The study reveals that some of the consumption fundamentals of China will go through changes.
Examples include: acceleration of middle class and consumption upgrade, pressure on uber-wealth, delayed spending given current uncertainty.
In general, luxury brands have the chance to secure common prosperity, but they will need to challenge and adapt their strategy.
The year of 2021 confirmed China’s growing importance in luxury, together with a bright evolution for European and American customers.
Next gen is now
People under 40 years old will remain main drivers for growth up to 2020 in the luxury goods market. Moreover, Gen Y and Gen Z are expected to contribute roughly 180% of the total growth from 2019 to 2025.
What other changes can we expect looking at consumers’ age?
Older generations will be permanently leaving the luxury market. However, the spots will be replaced by new consumers, mostly Generation Y and Z. In 2021, they accounted for around 30% of new customers that entered the market since 2019, which is a total of 25% of the Personal Luxury Goods market.
Customer of the future
Cultural relevance and evolving values ask for a new value-creation model in customer engagement.
There will be a new value creation model (high tech & high touch), new KPIs to track (earned growth rate) and clear positive results (churn rate reduction) – a lot to look forward to.
Touchpoints over channels
Online and monobrand, key channels for 2021 recovery, will lead the mid term growth of the industry. The online personal luxury goods alone almost doubled in 2 years.
New cycle of desire
Best performing categories of 2020 are already beyond 2019 in 2021, watches and beauty on par, apparel is still lagging.
Shoes, leather, jewelry, watches, beauty and apparel – these categories can expect changes, with the highest growth between 2019 and 2021 being the shoes category.
New role of brands
It seems that traditional market segmentation lost its relevance. Now, brands are multi-price points to answer to different customer needs.
Extended product lifetime
In order to extend the lifetime of luxury products, the second hand market will be booming in the years to come.
This provides both opportunities as well as potential threats to brand, fashion platforms and investors.
Opportunities include entering a growing market, developing a network-based business model, showing commitment to sustainability, gathering data on customers and more.
The threats revolve mostly around understanding the winning value proposition, cracking operation complexity and defining logo and rebranding strategies.
Polarization and profitability
Overperformance drivers, consolidating strengths and profitability full recovery
- Clear overperformance driver: the focus will be on local customers, exposure to China, multi-touch and price value proposition – these will be the top drivers of resilience.
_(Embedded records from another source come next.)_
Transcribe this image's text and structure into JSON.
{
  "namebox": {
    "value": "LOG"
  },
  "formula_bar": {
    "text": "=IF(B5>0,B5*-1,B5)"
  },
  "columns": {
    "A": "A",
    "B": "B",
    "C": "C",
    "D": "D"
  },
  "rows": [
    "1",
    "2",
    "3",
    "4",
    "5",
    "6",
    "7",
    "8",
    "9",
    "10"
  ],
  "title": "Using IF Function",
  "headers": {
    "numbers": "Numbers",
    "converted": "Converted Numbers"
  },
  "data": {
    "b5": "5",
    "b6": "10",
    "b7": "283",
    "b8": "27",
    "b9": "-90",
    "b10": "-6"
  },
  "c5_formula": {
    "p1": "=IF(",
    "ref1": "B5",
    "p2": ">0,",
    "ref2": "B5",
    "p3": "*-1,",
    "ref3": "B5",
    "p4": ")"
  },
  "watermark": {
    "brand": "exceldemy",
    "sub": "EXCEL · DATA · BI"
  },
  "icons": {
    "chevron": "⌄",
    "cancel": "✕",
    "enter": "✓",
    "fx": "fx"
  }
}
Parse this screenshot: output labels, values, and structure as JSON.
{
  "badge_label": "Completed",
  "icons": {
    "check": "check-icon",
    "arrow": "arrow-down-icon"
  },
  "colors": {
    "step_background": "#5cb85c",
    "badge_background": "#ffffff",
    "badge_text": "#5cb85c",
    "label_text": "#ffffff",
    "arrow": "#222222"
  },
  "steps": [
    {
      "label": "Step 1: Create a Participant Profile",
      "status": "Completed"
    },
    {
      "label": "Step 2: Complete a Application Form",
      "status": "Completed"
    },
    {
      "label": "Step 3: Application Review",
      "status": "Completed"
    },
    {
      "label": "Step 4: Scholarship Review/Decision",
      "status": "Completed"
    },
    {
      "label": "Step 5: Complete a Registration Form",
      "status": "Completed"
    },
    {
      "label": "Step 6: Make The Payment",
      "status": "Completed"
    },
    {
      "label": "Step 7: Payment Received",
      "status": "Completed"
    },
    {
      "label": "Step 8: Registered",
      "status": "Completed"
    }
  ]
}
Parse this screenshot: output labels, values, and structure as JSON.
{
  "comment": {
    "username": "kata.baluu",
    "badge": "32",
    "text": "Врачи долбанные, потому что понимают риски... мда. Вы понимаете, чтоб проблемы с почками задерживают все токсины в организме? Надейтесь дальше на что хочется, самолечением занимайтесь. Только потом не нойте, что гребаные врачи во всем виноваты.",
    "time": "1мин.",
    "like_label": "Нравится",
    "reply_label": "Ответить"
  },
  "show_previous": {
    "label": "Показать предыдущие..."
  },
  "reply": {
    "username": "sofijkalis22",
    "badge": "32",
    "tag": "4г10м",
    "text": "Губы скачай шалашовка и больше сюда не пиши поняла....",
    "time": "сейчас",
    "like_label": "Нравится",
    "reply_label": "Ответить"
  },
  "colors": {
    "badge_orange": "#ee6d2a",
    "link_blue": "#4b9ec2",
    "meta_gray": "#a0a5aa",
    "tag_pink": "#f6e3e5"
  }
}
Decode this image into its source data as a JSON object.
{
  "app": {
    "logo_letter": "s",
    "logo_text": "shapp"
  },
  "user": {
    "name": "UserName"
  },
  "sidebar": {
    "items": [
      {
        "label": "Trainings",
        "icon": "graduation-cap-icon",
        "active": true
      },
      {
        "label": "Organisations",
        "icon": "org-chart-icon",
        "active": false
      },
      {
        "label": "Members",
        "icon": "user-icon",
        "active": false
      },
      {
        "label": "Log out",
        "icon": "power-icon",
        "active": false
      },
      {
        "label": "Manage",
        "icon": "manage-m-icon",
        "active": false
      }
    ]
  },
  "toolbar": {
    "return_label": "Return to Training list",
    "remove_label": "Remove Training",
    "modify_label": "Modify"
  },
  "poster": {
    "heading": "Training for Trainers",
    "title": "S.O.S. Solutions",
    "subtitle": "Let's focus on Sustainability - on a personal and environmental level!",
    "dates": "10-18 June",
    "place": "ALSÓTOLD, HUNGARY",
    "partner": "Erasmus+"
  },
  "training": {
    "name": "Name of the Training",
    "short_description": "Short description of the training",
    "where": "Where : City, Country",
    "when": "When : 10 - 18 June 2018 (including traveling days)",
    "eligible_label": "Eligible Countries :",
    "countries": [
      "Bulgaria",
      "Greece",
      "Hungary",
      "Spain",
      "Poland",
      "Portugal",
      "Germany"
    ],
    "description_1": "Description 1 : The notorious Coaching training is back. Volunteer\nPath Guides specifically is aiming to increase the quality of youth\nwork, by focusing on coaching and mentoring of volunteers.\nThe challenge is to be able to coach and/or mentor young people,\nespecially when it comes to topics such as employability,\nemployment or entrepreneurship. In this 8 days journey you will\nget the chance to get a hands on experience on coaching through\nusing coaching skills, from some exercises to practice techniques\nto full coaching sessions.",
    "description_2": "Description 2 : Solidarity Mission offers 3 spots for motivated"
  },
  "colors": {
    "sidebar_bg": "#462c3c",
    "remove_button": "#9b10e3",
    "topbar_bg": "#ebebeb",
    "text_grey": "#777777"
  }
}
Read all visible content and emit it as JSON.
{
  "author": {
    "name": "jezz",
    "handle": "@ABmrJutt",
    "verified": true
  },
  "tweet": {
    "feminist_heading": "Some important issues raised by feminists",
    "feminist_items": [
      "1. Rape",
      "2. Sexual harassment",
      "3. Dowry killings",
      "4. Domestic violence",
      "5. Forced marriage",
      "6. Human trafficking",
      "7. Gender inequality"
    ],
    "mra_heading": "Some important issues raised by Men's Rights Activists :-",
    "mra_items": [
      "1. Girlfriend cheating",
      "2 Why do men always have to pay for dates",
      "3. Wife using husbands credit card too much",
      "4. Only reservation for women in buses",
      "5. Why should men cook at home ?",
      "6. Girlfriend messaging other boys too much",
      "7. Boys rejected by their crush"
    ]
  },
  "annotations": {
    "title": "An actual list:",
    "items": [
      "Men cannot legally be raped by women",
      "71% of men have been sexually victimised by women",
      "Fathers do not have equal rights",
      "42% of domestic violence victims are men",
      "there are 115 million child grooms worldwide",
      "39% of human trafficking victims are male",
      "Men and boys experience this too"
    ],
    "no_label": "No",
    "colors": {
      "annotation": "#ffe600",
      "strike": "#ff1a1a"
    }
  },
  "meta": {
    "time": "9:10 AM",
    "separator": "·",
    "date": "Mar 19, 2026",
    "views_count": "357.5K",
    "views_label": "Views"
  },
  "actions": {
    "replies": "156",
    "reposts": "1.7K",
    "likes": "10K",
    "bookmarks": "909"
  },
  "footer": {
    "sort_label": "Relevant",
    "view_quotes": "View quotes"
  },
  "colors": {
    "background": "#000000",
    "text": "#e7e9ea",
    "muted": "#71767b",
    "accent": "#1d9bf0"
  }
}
- Increasing market concentration, yet with high dynamism from rising stars.
- In 2021, profits are already back at 2019 levels.
- The top growth drivers are Chinese consumers in China, online channels and younger generations.
- 2020-21 is the turning point for establishing the keyword for the next 20 years of luxury.